Cracked and dry skin is far more susceptible to negative reactions like contact dermatitis. Therefore, it is very important to prevent dry skin, namely through the use of moisturizers. This can be in common store-bought brands or more natural solutions, such as coconut oil or other essential oil blends.
Since irritant contact dermatitis so often affects the hands, a simple means of treatment is to wear gloves and other protective measures in the future. Provided your condition isn’t too serious, the symptoms should go away relatively soon.
Topical steroid creams are very good at reducing inflammation on irritated areas of the skin. These can be of varying strengths, and can often work for years, but it isn’t a permanent solution. Eventually, these sorts of irritated areas become more resistant to steroids, requiring stronger doses, which may have other side effects. Only occasional use of topical steroids is recommended, to ensure their long-term efficacy.
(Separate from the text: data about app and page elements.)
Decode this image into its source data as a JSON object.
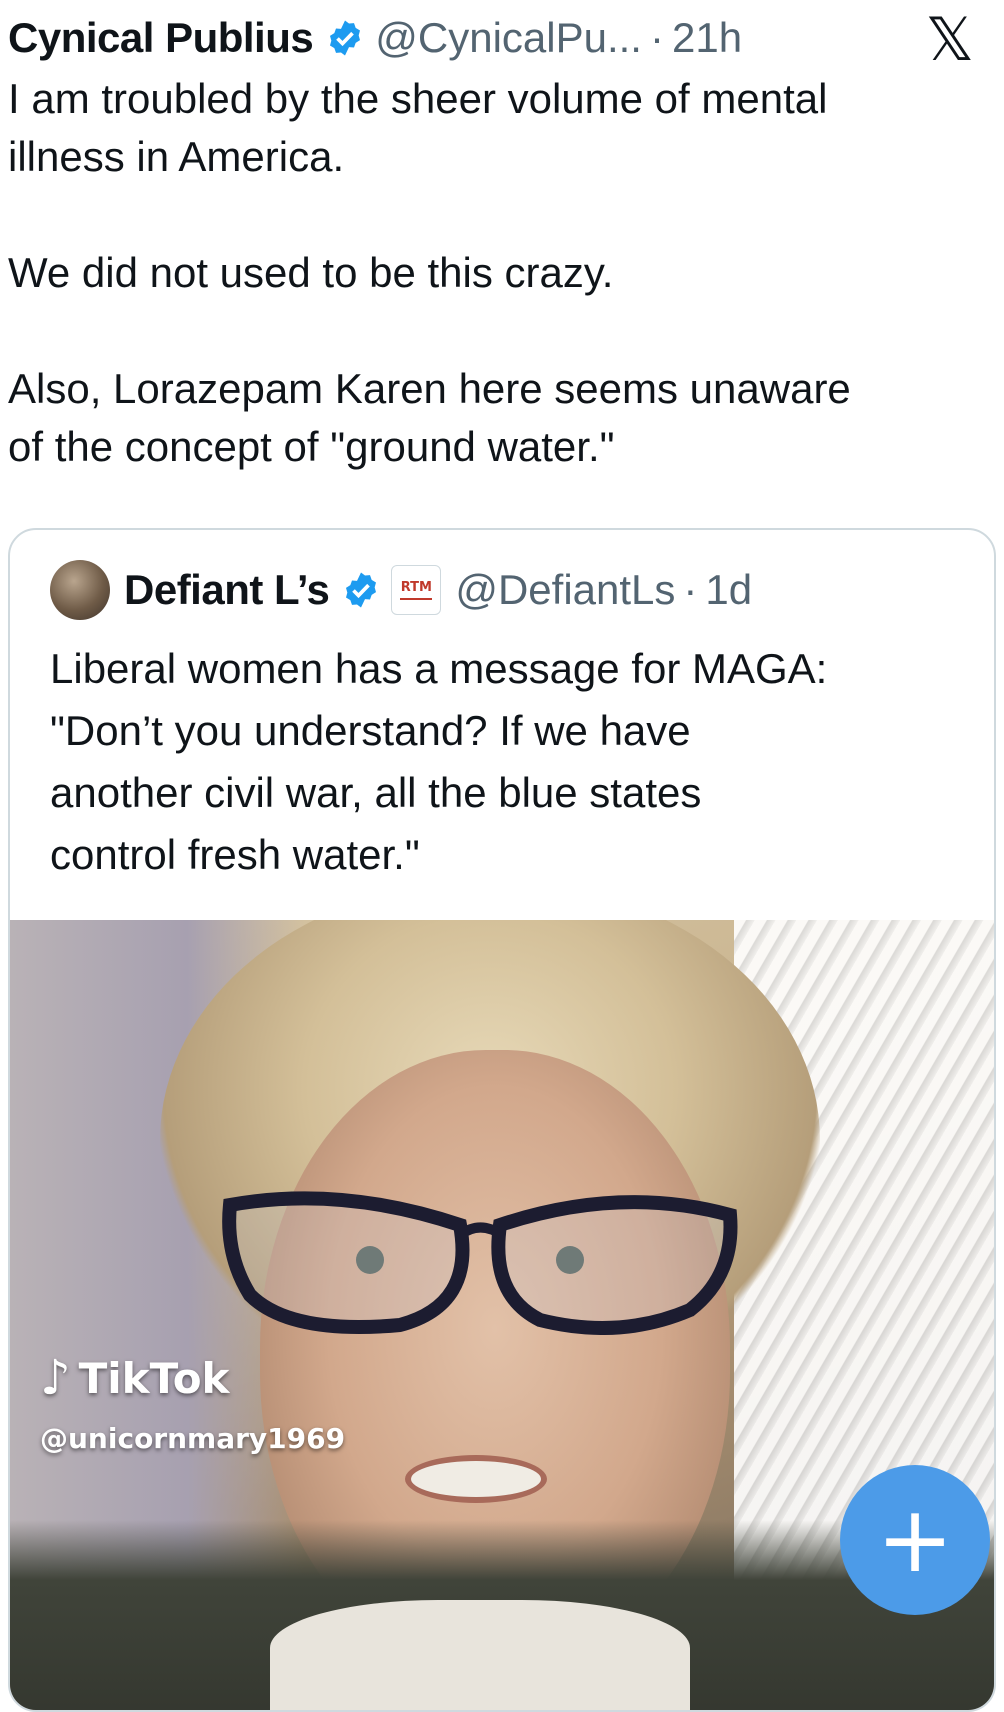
{
  "tweet": {
    "author_name": "Cynical Publius",
    "handle": "@CynicalPu...",
    "separator": "·",
    "time": "21h",
    "text": "I am troubled by the sheer volume of mental\nillness in America.\n\nWe did not used to be this crazy.\n\nAlso, Lorazepam Karen here seems unaware\nof the concept of \"ground water.\""
  },
  "quote": {
    "author_name": "Defiant L’s",
    "badge_text": "RTM",
    "handle": "@DefiantLs",
    "separator": "·",
    "time": "1d",
    "text": "Liberal women has a message for MAGA:\n\"Don’t you understand? If we have\nanother civil war, all the blue states\ncontrol fresh water.\"",
    "video": {
      "watermark_brand": "TikTok",
      "watermark_handle": "@unicornmary1969"
    }
  },
  "fab": {
    "label": "+"
  },
  "icons": {
    "verified": "verified-badge-icon",
    "x_logo": "x-logo-icon",
    "tiktok": "tiktok-note-icon",
    "compose": "plus-icon"
  },
  "colors": {
    "verified": "#1d9bf0",
    "fab": "#4c9be8",
    "secondary_text": "#536471",
    "border": "#cfd9de"
  }
}
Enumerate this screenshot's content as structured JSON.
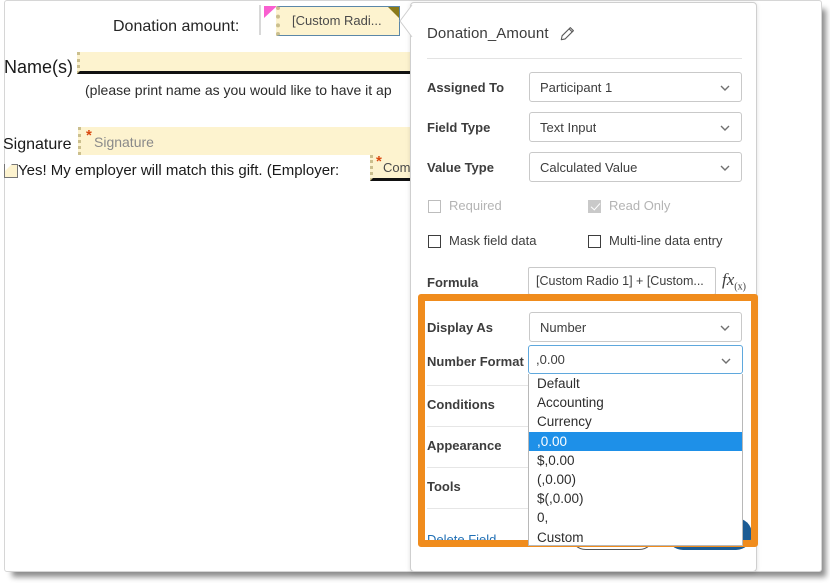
{
  "document": {
    "donation_label": "Donation amount:",
    "custom_radio_field": "[Custom Radi...",
    "names_label": "Name(s)",
    "print_note": "(please print name as you would like to have it ap",
    "signature_label": "Signature",
    "signature_field": "Signature",
    "signature_required_mark": "*",
    "match_gift_text": "Yes!  My employer will match this gift.  (Employer:",
    "employer_field": "Com",
    "employer_required_mark": "*"
  },
  "panel": {
    "title": "Donation_Amount",
    "edit_icon": "pencil-icon",
    "rows": [
      {
        "label": "Assigned To",
        "value": "Participant 1"
      },
      {
        "label": "Field Type",
        "value": "Text Input"
      },
      {
        "label": "Value Type",
        "value": "Calculated Value"
      }
    ],
    "checkboxes": [
      {
        "label": "Required",
        "checked": false,
        "disabled": true
      },
      {
        "label": "Read Only",
        "checked": true,
        "disabled": true
      },
      {
        "label": "Mask field data",
        "checked": false,
        "disabled": false
      },
      {
        "label": "Multi-line data entry",
        "checked": false,
        "disabled": false
      }
    ],
    "formula": {
      "label": "Formula",
      "value": "[Custom Radio 1] + [Custom...",
      "fx_icon": "fx",
      "fx_sub": "(x)"
    },
    "display_as": {
      "label": "Display As",
      "value": "Number"
    },
    "number_format": {
      "label": "Number Format",
      "value": ",0.00"
    },
    "accordion": [
      {
        "label": "Conditions"
      },
      {
        "label": "Appearance"
      },
      {
        "label": "Tools"
      }
    ],
    "delete_field": "Delete Field",
    "buttons": {
      "cancel": "",
      "save": ""
    }
  },
  "dropdown": {
    "options": [
      "Default",
      "Accounting",
      "Currency",
      ",0.00",
      "$,0.00",
      "(,0.00)",
      "$(,0.00)",
      "0,",
      "Custom"
    ],
    "selected_index": 3
  },
  "colors": {
    "highlight_box": "#f08c1d",
    "dropdown_selected": "#1e90e8",
    "focus_border": "#5fa8dd",
    "link": "#1f6fb5",
    "save_button": "#1c5c94",
    "field_yellow": "#fdf3cf"
  }
}
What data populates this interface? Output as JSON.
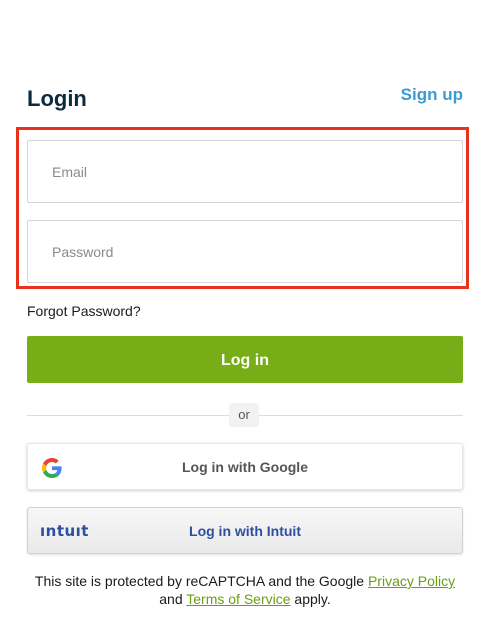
{
  "header": {
    "title": "Login",
    "signup_label": "Sign up"
  },
  "form": {
    "email_placeholder": "Email",
    "password_placeholder": "Password",
    "forgot_label": "Forgot Password?",
    "login_label": "Log in",
    "divider_label": "or"
  },
  "social": {
    "google_label": "Log in with Google",
    "google_icon": "google-g-icon",
    "intuit_label": "Log in with Intuit",
    "intuit_logo_text": "ıntuıt"
  },
  "footer": {
    "text_before": "This site is protected by reCAPTCHA and the Google ",
    "privacy_label": "Privacy Policy",
    "text_middle": " and ",
    "terms_label": "Terms of Service",
    "text_after": " apply."
  },
  "colors": {
    "title": "#0d2b3e",
    "signup": "#3a9bd5",
    "login_button": "#77ad17",
    "highlight_border": "#e8321c",
    "intuit_blue": "#2d4fa0",
    "link_green": "#6a9e10"
  }
}
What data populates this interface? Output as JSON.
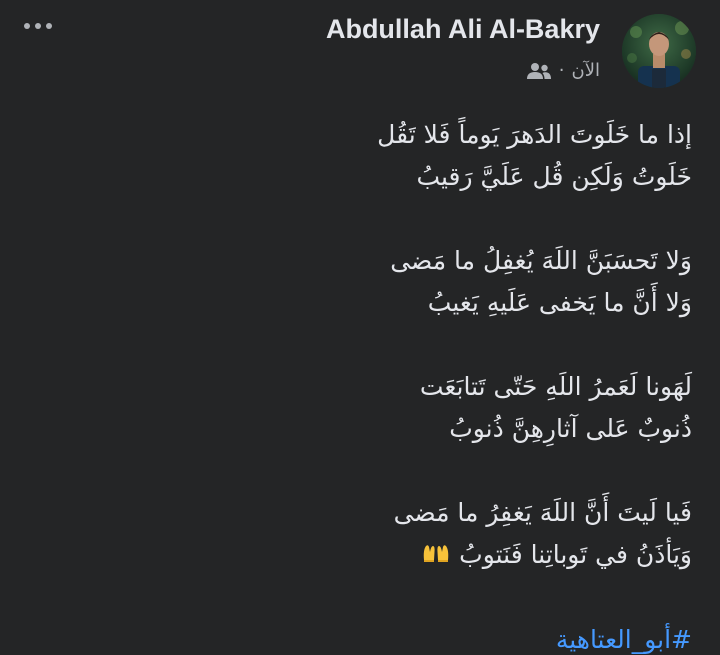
{
  "post": {
    "author_name": "Abdullah Ali Al-Bakry",
    "timestamp": "الآن",
    "separator": "·",
    "audience_icon": "friends-icon",
    "more_icon": "more-options-icon",
    "avatar_icon": "profile-photo"
  },
  "poem": {
    "stanzas": [
      {
        "lines": [
          "إذا ما خَلَوتَ الدَهرَ يَوماً فَلا تَقُل",
          "خَلَوتُ وَلَكِن قُل عَلَيَّ رَقيبُ"
        ]
      },
      {
        "lines": [
          "وَلا تَحسَبَنَّ اللَهَ يُغفِلُ ما مَضى",
          "وَلا أَنَّ ما يَخفى عَلَيهِ يَغيبُ"
        ]
      },
      {
        "lines": [
          "لَهَونا لَعَمرُ اللَهِ حَتّى تَتابَعَت",
          "ذُنوبٌ عَلى آثارِهِنَّ ذُنوبُ"
        ]
      },
      {
        "lines": [
          "فَيا لَيتَ أَنَّ اللَهَ يَغفِرُ ما مَضى",
          "وَيَأذَنُ في تَوباتِنا فَنَتوبُ"
        ]
      }
    ],
    "emoji": "🤲",
    "hashtag": "#أبو_العتاهية"
  }
}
Short periods of more intense steroid injections can also help to clear up a case of chronic dermatitis.
If you don’t handle an outbreak of contact dermatitis quickly, the skin can crack, leaving it wide open for infections. As a result, antibiotics are occasionally prescribed if the dermatitis has progressed significantly.
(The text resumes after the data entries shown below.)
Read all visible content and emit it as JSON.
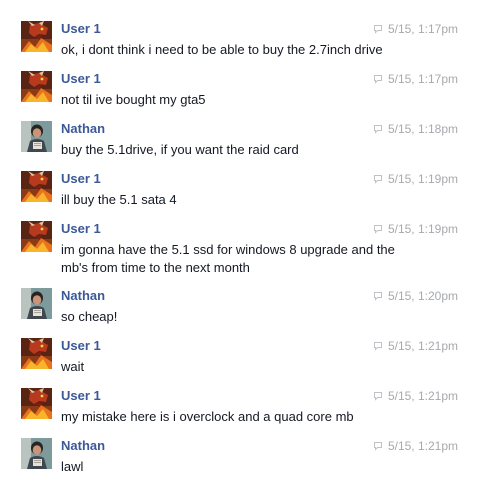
{
  "chat": {
    "messages": [
      {
        "sender": "User 1",
        "avatar": "dragon-avatar",
        "text": "ok, i dont think i need to be able to buy the 2.7inch drive",
        "time": "5/15, 1:17pm"
      },
      {
        "sender": "User 1",
        "avatar": "dragon-avatar",
        "text": "not til ive bought my gta5",
        "time": "5/15, 1:17pm"
      },
      {
        "sender": "Nathan",
        "avatar": "person-avatar",
        "text": "buy the 5.1drive, if you want the raid card",
        "time": "5/15, 1:18pm"
      },
      {
        "sender": "User 1",
        "avatar": "dragon-avatar",
        "text": "ill buy the 5.1 sata 4",
        "time": "5/15, 1:19pm"
      },
      {
        "sender": "User 1",
        "avatar": "dragon-avatar",
        "text": "im gonna have the 5.1 ssd for windows 8 upgrade and the mb's from time to the next month",
        "time": "5/15, 1:19pm"
      },
      {
        "sender": "Nathan",
        "avatar": "person-avatar",
        "text": "so cheap!",
        "time": "5/15, 1:20pm"
      },
      {
        "sender": "User 1",
        "avatar": "dragon-avatar",
        "text": "wait",
        "time": "5/15, 1:21pm"
      },
      {
        "sender": "User 1",
        "avatar": "dragon-avatar",
        "text": "my mistake here is i overclock and a quad core mb",
        "time": "5/15, 1:21pm"
      },
      {
        "sender": "Nathan",
        "avatar": "person-avatar",
        "text": "lawl",
        "time": "5/15, 1:21pm"
      }
    ]
  },
  "colors": {
    "sender_name": "#3b5998",
    "message_text": "#141823",
    "timestamp": "#a7a9ad"
  }
}
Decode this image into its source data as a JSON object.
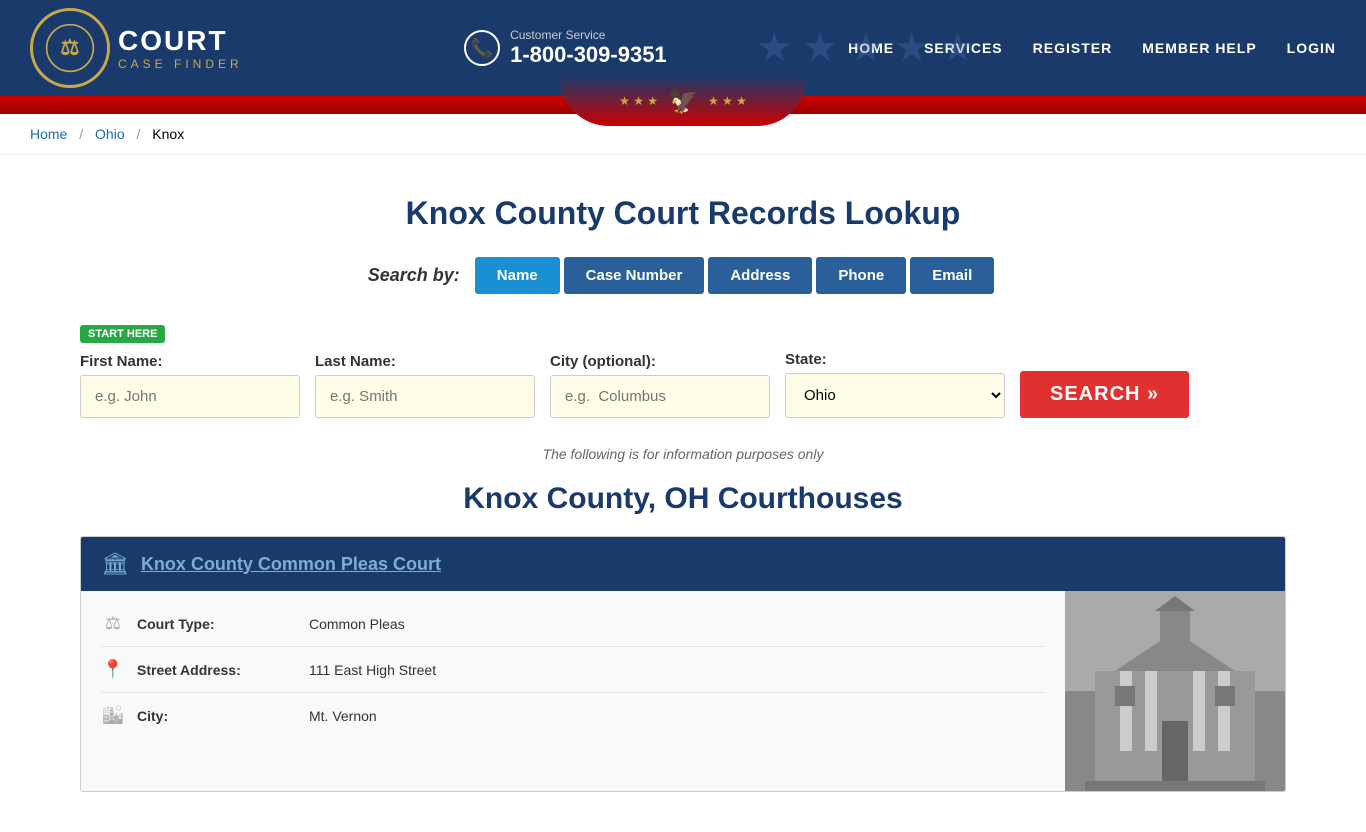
{
  "header": {
    "logo_court": "COURT",
    "logo_case_finder": "CASE FINDER",
    "customer_service_label": "Customer Service",
    "customer_service_phone": "1-800-309-9351",
    "nav": [
      "HOME",
      "SERVICES",
      "REGISTER",
      "MEMBER HELP",
      "LOGIN"
    ]
  },
  "breadcrumb": {
    "home": "Home",
    "state": "Ohio",
    "county": "Knox"
  },
  "search": {
    "title": "Knox County Court Records Lookup",
    "search_by_label": "Search by:",
    "tabs": [
      "Name",
      "Case Number",
      "Address",
      "Phone",
      "Email"
    ],
    "active_tab": "Name",
    "start_here": "START HERE",
    "fields": {
      "first_name_label": "First Name:",
      "first_name_placeholder": "e.g. John",
      "last_name_label": "Last Name:",
      "last_name_placeholder": "e.g. Smith",
      "city_label": "City (optional):",
      "city_placeholder": "e.g.  Columbus",
      "state_label": "State:",
      "state_value": "Ohio"
    },
    "search_button": "SEARCH »",
    "info_note": "The following is for information purposes only"
  },
  "courthouses": {
    "section_title": "Knox County, OH Courthouses",
    "items": [
      {
        "name": "Knox County Common Pleas Court",
        "url": "#",
        "details": [
          {
            "icon": "⚖",
            "label": "Court Type:",
            "value": "Common Pleas"
          },
          {
            "icon": "📍",
            "label": "Street Address:",
            "value": "111 East High Street"
          },
          {
            "icon": "🏙",
            "label": "City:",
            "value": "Mt. Vernon"
          }
        ]
      }
    ]
  }
}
Is Contact Dermatitis Contagious?
Although some claim that contact dermatitis can be passed from one person to another, it cannot be transferred. Each occurrence of contact dermatitis is specific to each person’s sensitivities and unique immune system. Contagious conditions are based on an infectious pathogen or microbe, and that isn’t the cause of contact dermatitis.
When people claim that they have caught contact dermatitis from a partner or child, it may be a case where similar sensitivities are present in both individuals but there is no recorded evidence of dermatitis rashes being contagious in any way.
Contact Dermatitis on the Face & Hands
As mentioned earlier, the most common sites for contact dermatitis are the hands and face; this is largely because our hands is one part of the body that easily comes in contact with the most potential allergens, chemicals and irritants. Furthermore, we unconsciously touch our faces dozens, if not hundreds of times a day, including areas near our mucus membranes (e.g., eyes, mouth, nose). In the case of irritant contact dermatitis, it is possible to transfer an irritant from the hands to the face very easily.
In the case of severe facial contact dermatitis, particularly involving the eyes, mouth or nose, it is best to speak with a doctor to identify the specific allergen. The skin on the face is more sensitive than the hands and reactions will tend to be more severe and appear more rapidly.